- **EXERCISE BRIEF**
Find every line of the listing below where "Store" appears, and copy it.

- **EXERCISE INPUT**
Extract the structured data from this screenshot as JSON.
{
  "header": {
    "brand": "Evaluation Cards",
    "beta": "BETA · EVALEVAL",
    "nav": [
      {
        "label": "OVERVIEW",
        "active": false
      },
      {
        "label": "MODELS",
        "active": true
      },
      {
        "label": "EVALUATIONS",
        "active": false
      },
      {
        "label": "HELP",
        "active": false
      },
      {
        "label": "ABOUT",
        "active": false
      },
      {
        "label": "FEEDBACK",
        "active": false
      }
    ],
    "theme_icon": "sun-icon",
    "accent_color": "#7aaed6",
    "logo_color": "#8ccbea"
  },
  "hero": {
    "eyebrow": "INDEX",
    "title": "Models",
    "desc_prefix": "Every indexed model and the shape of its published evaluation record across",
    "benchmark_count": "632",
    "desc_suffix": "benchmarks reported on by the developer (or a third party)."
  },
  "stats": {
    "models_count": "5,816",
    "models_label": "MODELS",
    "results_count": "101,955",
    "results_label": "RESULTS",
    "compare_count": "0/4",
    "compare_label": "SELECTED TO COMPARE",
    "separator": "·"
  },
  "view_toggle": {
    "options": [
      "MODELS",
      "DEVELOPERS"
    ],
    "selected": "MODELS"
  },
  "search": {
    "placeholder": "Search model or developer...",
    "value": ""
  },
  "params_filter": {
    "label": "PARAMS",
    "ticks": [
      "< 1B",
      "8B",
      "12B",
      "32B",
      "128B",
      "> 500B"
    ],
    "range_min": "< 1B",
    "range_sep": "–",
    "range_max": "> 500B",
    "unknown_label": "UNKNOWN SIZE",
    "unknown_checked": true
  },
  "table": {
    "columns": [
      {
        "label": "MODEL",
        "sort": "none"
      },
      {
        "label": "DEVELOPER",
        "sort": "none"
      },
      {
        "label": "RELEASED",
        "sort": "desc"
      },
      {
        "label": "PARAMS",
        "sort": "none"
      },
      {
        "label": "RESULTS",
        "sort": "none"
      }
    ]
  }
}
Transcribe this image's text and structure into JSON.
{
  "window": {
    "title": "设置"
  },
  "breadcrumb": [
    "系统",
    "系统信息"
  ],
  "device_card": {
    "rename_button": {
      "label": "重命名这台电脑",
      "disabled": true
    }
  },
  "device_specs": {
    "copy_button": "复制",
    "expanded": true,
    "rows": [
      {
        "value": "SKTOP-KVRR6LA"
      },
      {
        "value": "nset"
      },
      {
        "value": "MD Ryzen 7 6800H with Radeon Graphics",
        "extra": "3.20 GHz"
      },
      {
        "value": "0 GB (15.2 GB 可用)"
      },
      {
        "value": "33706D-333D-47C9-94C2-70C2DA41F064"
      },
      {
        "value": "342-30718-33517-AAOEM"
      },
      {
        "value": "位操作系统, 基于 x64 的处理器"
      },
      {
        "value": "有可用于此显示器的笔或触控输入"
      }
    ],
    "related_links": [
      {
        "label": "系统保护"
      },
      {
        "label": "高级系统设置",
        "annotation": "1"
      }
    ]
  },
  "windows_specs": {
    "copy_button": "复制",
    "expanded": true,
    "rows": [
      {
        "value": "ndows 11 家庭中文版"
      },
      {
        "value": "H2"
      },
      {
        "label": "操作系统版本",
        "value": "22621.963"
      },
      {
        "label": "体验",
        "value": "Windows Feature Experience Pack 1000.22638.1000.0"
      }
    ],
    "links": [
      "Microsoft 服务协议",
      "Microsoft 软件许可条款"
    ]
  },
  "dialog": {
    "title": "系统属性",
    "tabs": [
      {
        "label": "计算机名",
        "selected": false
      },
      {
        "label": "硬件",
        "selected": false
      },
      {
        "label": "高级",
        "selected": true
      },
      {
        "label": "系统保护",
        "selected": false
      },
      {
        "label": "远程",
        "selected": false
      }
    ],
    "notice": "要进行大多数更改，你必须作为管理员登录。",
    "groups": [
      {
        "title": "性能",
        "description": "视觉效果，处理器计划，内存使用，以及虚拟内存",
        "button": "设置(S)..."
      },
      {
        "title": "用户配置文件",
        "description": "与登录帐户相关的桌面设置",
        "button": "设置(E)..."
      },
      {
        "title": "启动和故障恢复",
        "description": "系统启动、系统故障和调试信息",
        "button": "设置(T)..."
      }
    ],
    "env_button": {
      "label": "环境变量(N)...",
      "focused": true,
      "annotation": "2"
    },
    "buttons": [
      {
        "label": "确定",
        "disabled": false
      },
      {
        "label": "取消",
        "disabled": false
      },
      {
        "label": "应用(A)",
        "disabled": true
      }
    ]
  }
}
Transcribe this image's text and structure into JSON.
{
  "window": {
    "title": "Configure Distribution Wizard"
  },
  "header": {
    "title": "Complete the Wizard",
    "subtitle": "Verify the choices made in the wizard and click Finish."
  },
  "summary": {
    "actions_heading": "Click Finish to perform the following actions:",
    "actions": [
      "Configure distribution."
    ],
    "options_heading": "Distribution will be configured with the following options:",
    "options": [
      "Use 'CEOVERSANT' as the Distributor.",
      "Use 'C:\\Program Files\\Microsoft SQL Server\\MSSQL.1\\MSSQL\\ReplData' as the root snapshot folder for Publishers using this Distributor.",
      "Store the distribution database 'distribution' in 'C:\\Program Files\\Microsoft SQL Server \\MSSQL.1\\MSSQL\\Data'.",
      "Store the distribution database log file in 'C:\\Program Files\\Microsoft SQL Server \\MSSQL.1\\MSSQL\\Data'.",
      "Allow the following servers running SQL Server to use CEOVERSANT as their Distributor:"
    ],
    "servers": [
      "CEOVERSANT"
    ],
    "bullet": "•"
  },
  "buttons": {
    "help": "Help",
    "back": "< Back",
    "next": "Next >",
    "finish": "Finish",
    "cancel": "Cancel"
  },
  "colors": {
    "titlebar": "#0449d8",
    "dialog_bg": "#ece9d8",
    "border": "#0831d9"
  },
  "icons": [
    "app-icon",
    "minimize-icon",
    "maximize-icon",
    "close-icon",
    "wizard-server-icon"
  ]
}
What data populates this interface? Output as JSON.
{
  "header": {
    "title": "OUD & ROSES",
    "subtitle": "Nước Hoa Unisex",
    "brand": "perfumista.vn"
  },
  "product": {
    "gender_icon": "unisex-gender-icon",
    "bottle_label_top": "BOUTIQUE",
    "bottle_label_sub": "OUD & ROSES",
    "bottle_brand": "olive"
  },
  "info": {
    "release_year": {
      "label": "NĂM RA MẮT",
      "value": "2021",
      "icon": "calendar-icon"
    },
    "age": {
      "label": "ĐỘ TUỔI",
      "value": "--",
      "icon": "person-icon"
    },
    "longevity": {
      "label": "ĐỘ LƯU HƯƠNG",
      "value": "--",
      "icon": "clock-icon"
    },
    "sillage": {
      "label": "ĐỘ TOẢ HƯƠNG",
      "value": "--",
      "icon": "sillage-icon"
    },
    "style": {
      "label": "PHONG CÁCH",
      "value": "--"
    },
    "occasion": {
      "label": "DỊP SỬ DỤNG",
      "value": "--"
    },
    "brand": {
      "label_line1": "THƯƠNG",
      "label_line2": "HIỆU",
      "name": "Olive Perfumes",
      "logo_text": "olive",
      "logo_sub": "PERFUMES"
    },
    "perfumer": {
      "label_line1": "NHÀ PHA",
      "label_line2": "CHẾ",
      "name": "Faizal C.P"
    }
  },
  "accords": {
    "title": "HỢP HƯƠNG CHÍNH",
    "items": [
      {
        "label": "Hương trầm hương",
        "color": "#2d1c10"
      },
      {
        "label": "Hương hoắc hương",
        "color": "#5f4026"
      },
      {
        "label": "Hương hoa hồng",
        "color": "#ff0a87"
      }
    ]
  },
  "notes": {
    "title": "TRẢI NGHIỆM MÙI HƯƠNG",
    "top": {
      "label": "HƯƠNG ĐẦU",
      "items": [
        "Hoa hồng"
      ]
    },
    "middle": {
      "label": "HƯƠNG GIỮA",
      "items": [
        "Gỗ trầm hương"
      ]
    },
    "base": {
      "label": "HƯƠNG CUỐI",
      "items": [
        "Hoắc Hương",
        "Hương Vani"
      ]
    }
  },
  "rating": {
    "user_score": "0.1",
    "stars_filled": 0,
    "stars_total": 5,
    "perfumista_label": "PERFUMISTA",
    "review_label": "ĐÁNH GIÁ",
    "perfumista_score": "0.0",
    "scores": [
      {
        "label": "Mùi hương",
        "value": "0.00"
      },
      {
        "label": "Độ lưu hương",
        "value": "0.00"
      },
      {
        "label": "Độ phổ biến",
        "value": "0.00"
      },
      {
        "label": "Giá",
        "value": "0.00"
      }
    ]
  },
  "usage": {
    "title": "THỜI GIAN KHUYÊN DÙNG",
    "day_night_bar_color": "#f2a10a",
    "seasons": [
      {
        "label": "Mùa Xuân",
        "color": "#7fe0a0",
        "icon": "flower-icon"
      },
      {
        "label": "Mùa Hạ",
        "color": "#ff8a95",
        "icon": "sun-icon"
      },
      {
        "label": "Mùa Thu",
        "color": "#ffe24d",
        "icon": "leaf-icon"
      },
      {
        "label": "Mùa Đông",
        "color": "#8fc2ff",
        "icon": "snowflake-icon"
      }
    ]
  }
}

- **SOLUTION TO THIS TASK**
      "Store the distribution database 'distribution' in 'C:\\Program Files\\Microsoft SQL Server \\MSSQL.1\\MSSQL\\Data'.",
      "Store the distribution database log file in 'C:\\Program Files\\Microsoft SQL Server \\MSSQL.1\\MSSQL\\Data'.",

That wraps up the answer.